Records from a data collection
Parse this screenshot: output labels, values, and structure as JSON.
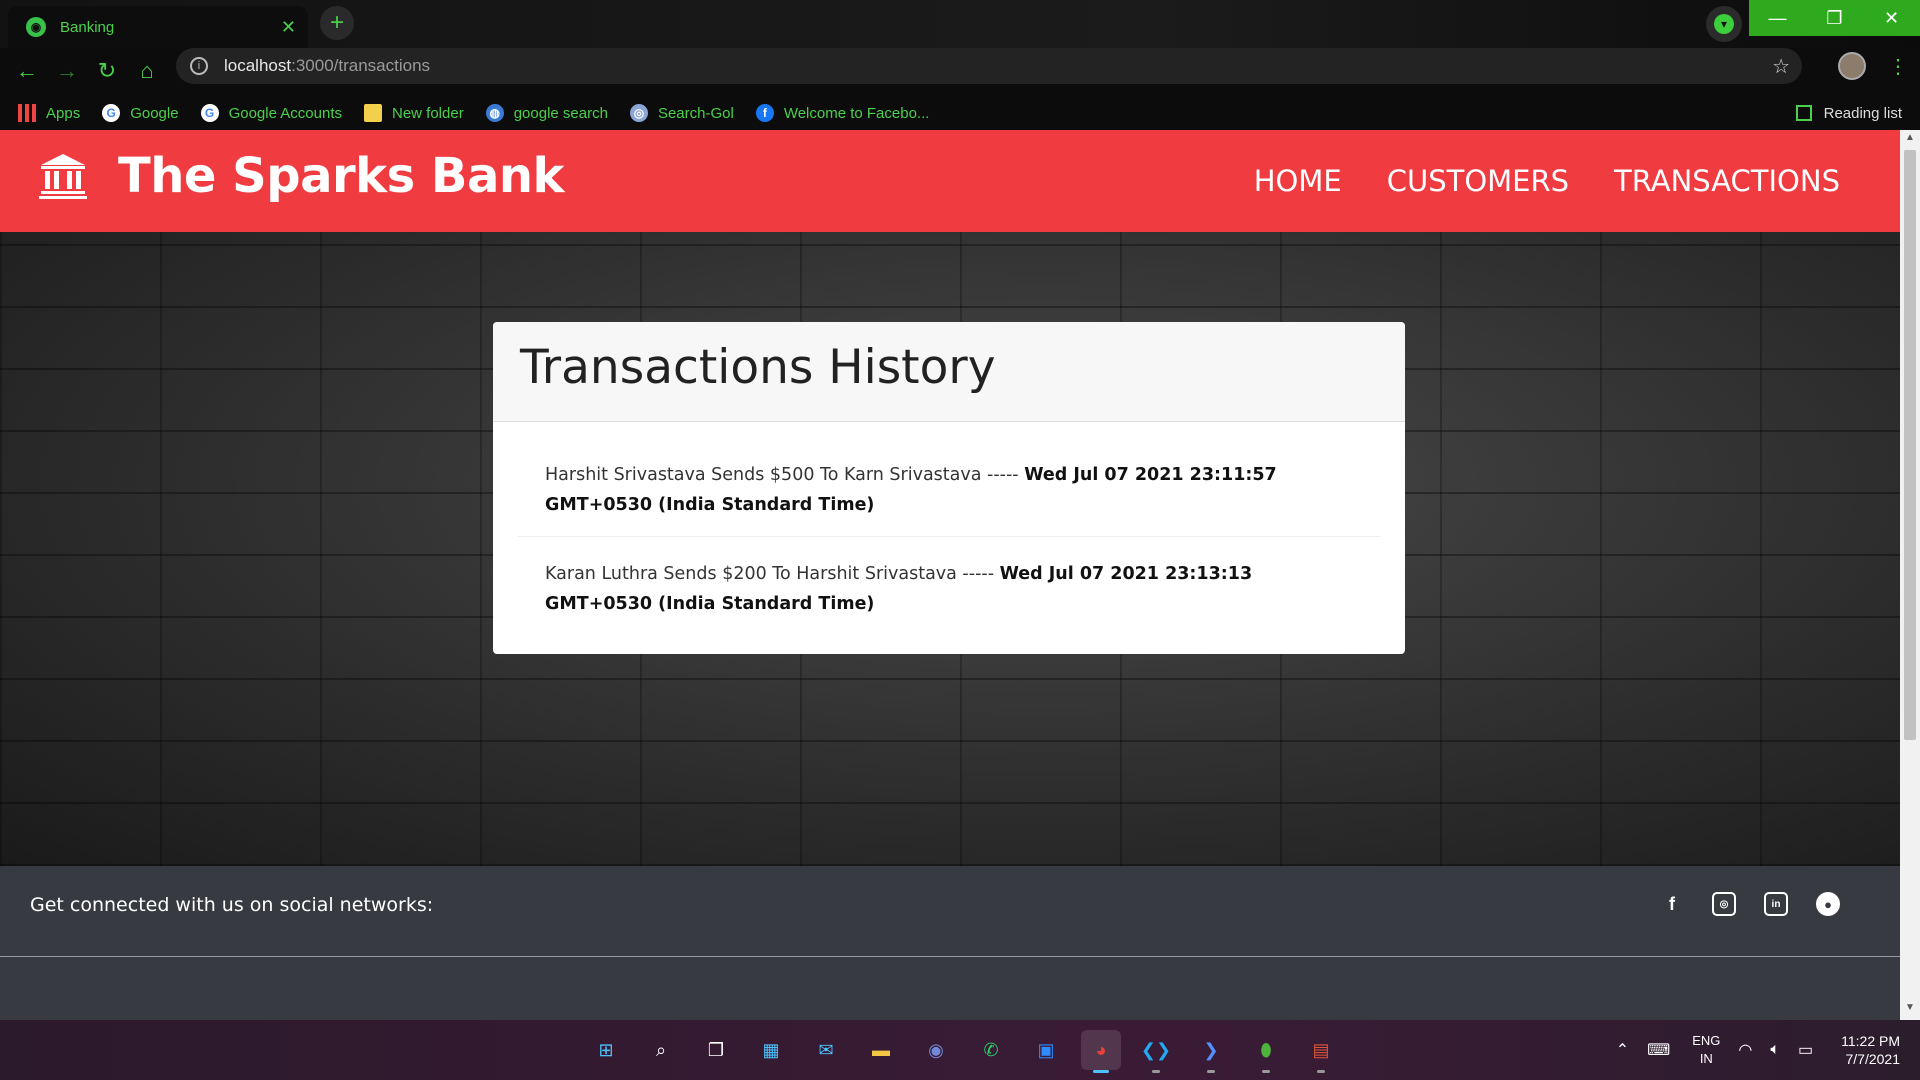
{
  "browser": {
    "tab_title": "Banking",
    "url_host": "localhost",
    "url_path": ":3000/transactions",
    "bookmarks": [
      {
        "label": "Apps",
        "icon": "apps-icon"
      },
      {
        "label": "Google",
        "icon": "google-icon"
      },
      {
        "label": "Google Accounts",
        "icon": "google-icon"
      },
      {
        "label": "New folder",
        "icon": "folder-icon"
      },
      {
        "label": "google search",
        "icon": "globe-icon"
      },
      {
        "label": "Search-Gol",
        "icon": "search-icon"
      },
      {
        "label": "Welcome to Facebo...",
        "icon": "facebook-icon"
      }
    ],
    "reading_list": "Reading list"
  },
  "navbar": {
    "brand": "The Sparks Bank",
    "links": [
      "HOME",
      "CUSTOMERS",
      "TRANSACTIONS"
    ]
  },
  "main": {
    "heading": "Transactions History",
    "transactions": [
      {
        "text": "Harshit Srivastava Sends $500 To Karn Srivastava -----",
        "time": "Wed Jul 07 2021 23:11:57 GMT+0530 (India Standard Time)"
      },
      {
        "text": "Karan Luthra Sends $200 To Harshit Srivastava -----",
        "time": "Wed Jul 07 2021 23:13:13 GMT+0530 (India Standard Time)"
      }
    ]
  },
  "footer": {
    "connect_text": "Get connected with us on social networks:",
    "socials": [
      "facebook-icon",
      "instagram-icon",
      "linkedin-icon",
      "github-icon"
    ]
  },
  "taskbar": {
    "lang_top": "ENG",
    "lang_bottom": "IN",
    "time": "11:22 PM",
    "date": "7/7/2021"
  },
  "colors": {
    "brand_red": "#f03b40",
    "footer_bg": "#373b41",
    "chrome_accent": "#4ad14a"
  }
}
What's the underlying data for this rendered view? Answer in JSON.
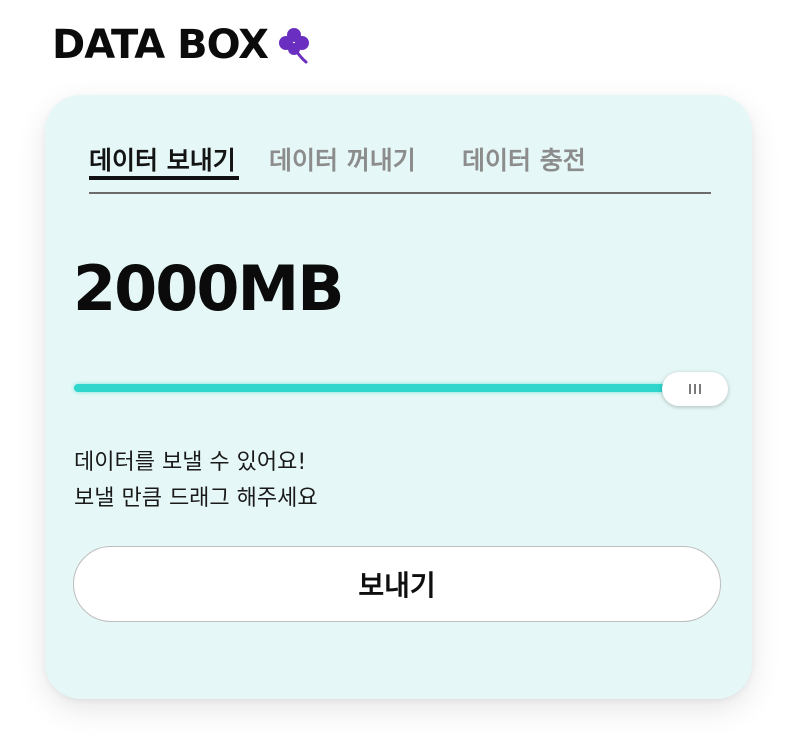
{
  "brand": {
    "title": "DATA BOX",
    "icon": "clover-icon",
    "icon_color": "#6a2fc0"
  },
  "tabs": [
    {
      "label": "데이터 보내기",
      "active": true
    },
    {
      "label": "데이터 꺼내기",
      "active": false
    },
    {
      "label": "데이터 충전",
      "active": false
    }
  ],
  "amount": "2000MB",
  "slider": {
    "fill_fraction": 1.0,
    "fill_color": "#2fd6cc",
    "thumb_icon": "grip-icon"
  },
  "description": {
    "line1": "데이터를 보낼 수 있어요!",
    "line2": "보낼 만큼 드래그 해주세요"
  },
  "send_button": {
    "label": "보내기"
  },
  "colors": {
    "card_background": "#e5f8f7",
    "accent": "#2fd6cc"
  }
}
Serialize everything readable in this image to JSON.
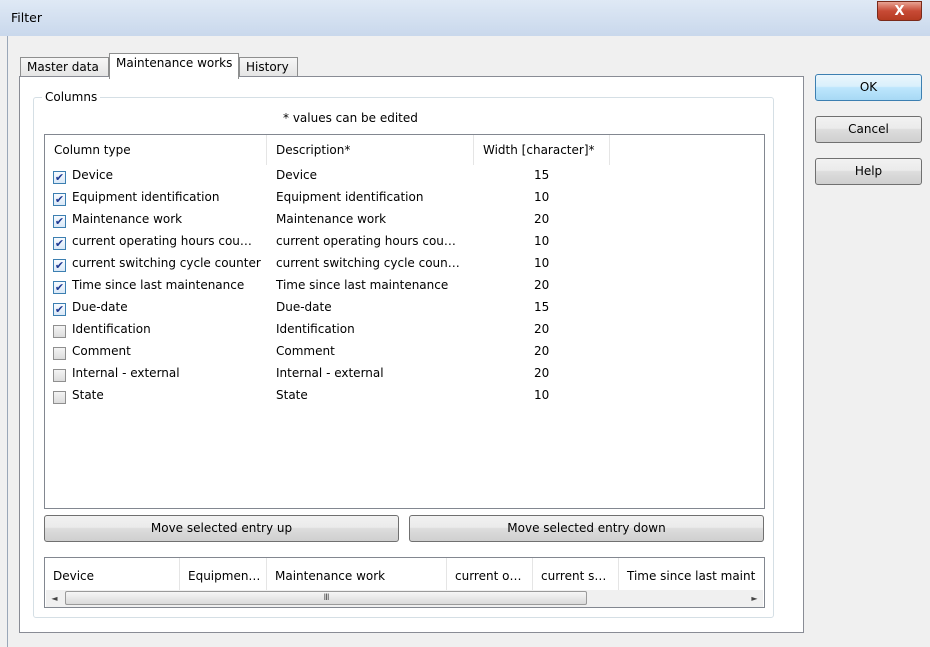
{
  "window": {
    "title": "Filter",
    "close_glyph": "X"
  },
  "tabs": [
    {
      "label": "Master data"
    },
    {
      "label": "Maintenance works",
      "active": true
    },
    {
      "label": "History"
    }
  ],
  "group": {
    "label": "Columns",
    "hint": "* values can be edited"
  },
  "columns_list": {
    "headers": [
      "Column type",
      "Description*",
      "Width [character]*"
    ],
    "rows": [
      {
        "checked": true,
        "type": "Device",
        "description": "Device",
        "width": "15"
      },
      {
        "checked": true,
        "type": "Equipment identification",
        "description": "Equipment identification",
        "width": "10"
      },
      {
        "checked": true,
        "type": "Maintenance work",
        "description": "Maintenance work",
        "width": "20"
      },
      {
        "checked": true,
        "type": "current operating hours cou…",
        "description": "current operating hours cou…",
        "width": "10"
      },
      {
        "checked": true,
        "type": "current switching cycle counter",
        "description": "current switching cycle coun…",
        "width": "10"
      },
      {
        "checked": true,
        "type": "Time since last maintenance",
        "description": "Time since last maintenance",
        "width": "20"
      },
      {
        "checked": true,
        "type": "Due-date",
        "description": "Due-date",
        "width": "15"
      },
      {
        "checked": false,
        "type": "Identification",
        "description": "Identification",
        "width": "20"
      },
      {
        "checked": false,
        "type": "Comment",
        "description": "Comment",
        "width": "20"
      },
      {
        "checked": false,
        "type": "Internal - external",
        "description": "Internal - external",
        "width": "20"
      },
      {
        "checked": false,
        "type": "State",
        "description": "State",
        "width": "10"
      }
    ]
  },
  "buttons": {
    "move_up": "Move selected entry up",
    "move_down": "Move selected entry down",
    "ok": "OK",
    "cancel": "Cancel",
    "help": "Help"
  },
  "preview": {
    "headers": [
      "Device",
      "Equipmen…",
      "Maintenance work",
      "current o…",
      "current s…",
      "Time since last maint"
    ],
    "scroll_left_icon": "◄",
    "scroll_right_icon": "►",
    "thumb_grip": "III"
  },
  "icons": {
    "checkbox_check": "✔"
  }
}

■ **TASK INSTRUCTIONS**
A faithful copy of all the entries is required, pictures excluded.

■ **TASK ANSWER**
Parse this screenshot: output labels, values, and structure as JSON.
{
  "browser": {
    "tab_title": "Banking",
    "url_host": "localhost",
    "url_path": ":3000/transactions",
    "bookmarks": [
      {
        "label": "Apps",
        "icon": "apps-icon"
      },
      {
        "label": "Google",
        "icon": "google-icon"
      },
      {
        "label": "Google Accounts",
        "icon": "google-icon"
      },
      {
        "label": "New folder",
        "icon": "folder-icon"
      },
      {
        "label": "google search",
        "icon": "globe-icon"
      },
      {
        "label": "Search-Gol",
        "icon": "search-icon"
      },
      {
        "label": "Welcome to Facebo...",
        "icon": "facebook-icon"
      }
    ],
    "reading_list": "Reading list"
  },
  "navbar": {
    "brand": "The Sparks Bank",
    "links": [
      "HOME",
      "CUSTOMERS",
      "TRANSACTIONS"
    ]
  },
  "main": {
    "heading": "Transactions History",
    "transactions": [
      {
        "text": "Harshit Srivastava Sends $500 To Karn Srivastava -----",
        "time": "Wed Jul 07 2021 23:11:57 GMT+0530 (India Standard Time)"
      },
      {
        "text": "Karan Luthra Sends $200 To Harshit Srivastava -----",
        "time": "Wed Jul 07 2021 23:13:13 GMT+0530 (India Standard Time)"
      }
    ]
  },
  "footer": {
    "connect_text": "Get connected with us on social networks:",
    "socials": [
      "facebook-icon",
      "instagram-icon",
      "linkedin-icon",
      "github-icon"
    ]
  },
  "taskbar": {
    "lang_top": "ENG",
    "lang_bottom": "IN",
    "time": "11:22 PM",
    "date": "7/7/2021"
  },
  "colors": {
    "brand_red": "#f03b40",
    "footer_bg": "#373b41",
    "chrome_accent": "#4ad14a"
  }
}
What's the underlying data for this rendered view? Answer in JSON.
{
  "brand": {
    "title": "DATA BOX",
    "icon": "clover-icon",
    "icon_color": "#6a2fc0"
  },
  "tabs": [
    {
      "label": "데이터 보내기",
      "active": true
    },
    {
      "label": "데이터 꺼내기",
      "active": false
    },
    {
      "label": "데이터 충전",
      "active": false
    }
  ],
  "amount": "2000MB",
  "slider": {
    "fill_fraction": 1.0,
    "fill_color": "#2fd6cc",
    "thumb_icon": "grip-icon"
  },
  "description": {
    "line1": "데이터를 보낼 수 있어요!",
    "line2": "보낼 만큼 드래그 해주세요"
  },
  "send_button": {
    "label": "보내기"
  },
  "colors": {
    "card_background": "#e5f8f7",
    "accent": "#2fd6cc"
  }
}
Serialize everything readable in this image to JSON.
{
  "window": {
    "title": "Filter",
    "close_glyph": "X"
  },
  "tabs": [
    {
      "label": "Master data"
    },
    {
      "label": "Maintenance works",
      "active": true
    },
    {
      "label": "History"
    }
  ],
  "group": {
    "label": "Columns",
    "hint": "* values can be edited"
  },
  "columns_list": {
    "headers": [
      "Column type",
      "Description*",
      "Width [character]*"
    ],
    "rows": [
      {
        "checked": true,
        "type": "Device",
        "description": "Device",
        "width": "15"
      },
      {
        "checked": true,
        "type": "Equipment identification",
        "description": "Equipment identification",
        "width": "10"
      },
      {
        "checked": true,
        "type": "Maintenance work",
        "description": "Maintenance work",
        "width": "20"
      },
      {
        "checked": true,
        "type": "current operating hours cou…",
        "description": "current operating hours cou…",
        "width": "10"
      },
      {
        "checked": true,
        "type": "current switching cycle counter",
        "description": "current switching cycle coun…",
        "width": "10"
      },
      {
        "checked": true,
        "type": "Time since last maintenance",
        "description": "Time since last maintenance",
        "width": "20"
      },
      {
        "checked": true,
        "type": "Due-date",
        "description": "Due-date",
        "width": "15"
      },
      {
        "checked": false,
        "type": "Identification",
        "description": "Identification",
        "width": "20"
      },
      {
        "checked": false,
        "type": "Comment",
        "description": "Comment",
        "width": "20"
      },
      {
        "checked": false,
        "type": "Internal - external",
        "description": "Internal - external",
        "width": "20"
      },
      {
        "checked": false,
        "type": "State",
        "description": "State",
        "width": "10"
      }
    ]
  },
  "buttons": {
    "move_up": "Move selected entry up",
    "move_down": "Move selected entry down",
    "ok": "OK",
    "cancel": "Cancel",
    "help": "Help"
  },
  "preview": {
    "headers": [
      "Device",
      "Equipmen…",
      "Maintenance work",
      "current o…",
      "current s…",
      "Time since last maint"
    ],
    "scroll_left_icon": "◄",
    "scroll_right_icon": "►",
    "thumb_grip": "III"
  },
  "icons": {
    "checkbox_check": "✔"
  }
}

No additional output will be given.